Gro’s Brazil Soybean Crush Forecast Model provides a pre-season and in season estimate for soybean crush in Brazil, the world’s soybean export leader. Because Brazil is the world’s largest soybean producer and exporter, the processing of its soybeans into meal and soybean oil is closely watched globally.
With Gro’s forecast for Brazil’s domestic soybean crush, users can get a snapshot of global soybean crush demand. They can also use our Brazil Soybean Crush Forecast Model to predict soybean ending stocks in Brazil. Supply and demand in Brazil is key to understanding the global balance sheet of soybeans and how that will impact trade flows and price.
Customers Use the Model to
Why It Matters
Brazil is the global leader in soybean exports, and soybean crush is a major use for its crop. Having access to a Brazil soybean crush estimate can help users position themselves ahead of the USDA’s monthly supply and demand data releases (WASDE), and it can help users arrive at a more finely tuned soybean ending stocks estimate.
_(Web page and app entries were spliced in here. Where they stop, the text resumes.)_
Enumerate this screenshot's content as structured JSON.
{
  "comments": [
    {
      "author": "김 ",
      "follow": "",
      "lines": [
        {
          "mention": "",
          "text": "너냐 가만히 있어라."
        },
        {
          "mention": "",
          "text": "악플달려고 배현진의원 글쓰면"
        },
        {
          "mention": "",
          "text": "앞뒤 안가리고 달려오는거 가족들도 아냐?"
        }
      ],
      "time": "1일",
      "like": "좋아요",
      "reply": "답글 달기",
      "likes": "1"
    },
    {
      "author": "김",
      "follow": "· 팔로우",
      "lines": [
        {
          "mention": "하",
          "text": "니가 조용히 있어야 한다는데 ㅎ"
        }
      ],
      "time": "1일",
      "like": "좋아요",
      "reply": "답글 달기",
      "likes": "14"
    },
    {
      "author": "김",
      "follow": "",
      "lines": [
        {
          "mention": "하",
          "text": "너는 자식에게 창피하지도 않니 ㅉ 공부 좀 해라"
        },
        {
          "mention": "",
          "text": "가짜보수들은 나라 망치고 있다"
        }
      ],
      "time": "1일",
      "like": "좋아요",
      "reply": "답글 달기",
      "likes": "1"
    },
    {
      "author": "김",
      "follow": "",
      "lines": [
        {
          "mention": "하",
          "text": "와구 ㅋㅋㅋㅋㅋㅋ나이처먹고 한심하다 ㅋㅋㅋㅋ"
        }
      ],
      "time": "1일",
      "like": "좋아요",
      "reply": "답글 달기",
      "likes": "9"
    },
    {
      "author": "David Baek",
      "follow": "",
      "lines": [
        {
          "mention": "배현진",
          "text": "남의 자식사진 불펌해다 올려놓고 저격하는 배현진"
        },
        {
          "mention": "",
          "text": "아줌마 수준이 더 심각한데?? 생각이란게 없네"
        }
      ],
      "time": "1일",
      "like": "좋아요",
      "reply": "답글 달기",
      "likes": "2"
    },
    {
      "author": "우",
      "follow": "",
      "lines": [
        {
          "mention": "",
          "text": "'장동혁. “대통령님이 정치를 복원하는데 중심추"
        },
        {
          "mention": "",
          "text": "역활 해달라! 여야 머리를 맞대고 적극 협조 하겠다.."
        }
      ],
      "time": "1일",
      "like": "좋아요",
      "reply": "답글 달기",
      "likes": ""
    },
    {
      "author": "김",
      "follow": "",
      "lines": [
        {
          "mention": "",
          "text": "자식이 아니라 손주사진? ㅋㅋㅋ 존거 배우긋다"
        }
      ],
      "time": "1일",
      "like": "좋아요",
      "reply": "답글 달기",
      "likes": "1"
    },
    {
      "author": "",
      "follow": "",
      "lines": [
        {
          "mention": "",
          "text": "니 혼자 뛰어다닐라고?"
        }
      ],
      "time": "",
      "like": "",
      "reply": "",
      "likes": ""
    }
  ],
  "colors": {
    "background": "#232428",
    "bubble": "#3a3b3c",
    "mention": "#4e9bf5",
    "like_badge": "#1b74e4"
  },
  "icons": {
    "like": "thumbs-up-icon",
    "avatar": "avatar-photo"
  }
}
Before the soybean market year starts, our Brazil Soybean Crush Forecast Model uses a simple linear trend in the annual Brazil soybean crush from 2000 to the present to make a pre-season prediction. We continue to use this method after the market year starts in February.
In August, we switch to an in-season forecasting method that takes the year-over-year difference for the accumulated monthly crush data for each previous month up to the month that we are setting a forecast for; it assumes that difference to be the same as the change in the actual annual crush compared to the previous year.
Our Brazil Soybean Crush Forecast Model has been tested against more than 20 years of USDA PS&D ground truth Brazil soybean crush data that is equal to the sum of the monthly data (Source: ABIOVE).
Pre-season through August of the market year, our Brazil Soybean Crush Forecast Model’s mean absolute percentage error (MAPE) is 2.75%; its MAPE then falls from 2.2% to 0.8% from September to the end of the market year. These results indicate that, on average, our Brazil Soybean Crush Forecast Model is more accurate than USDA’s forecast.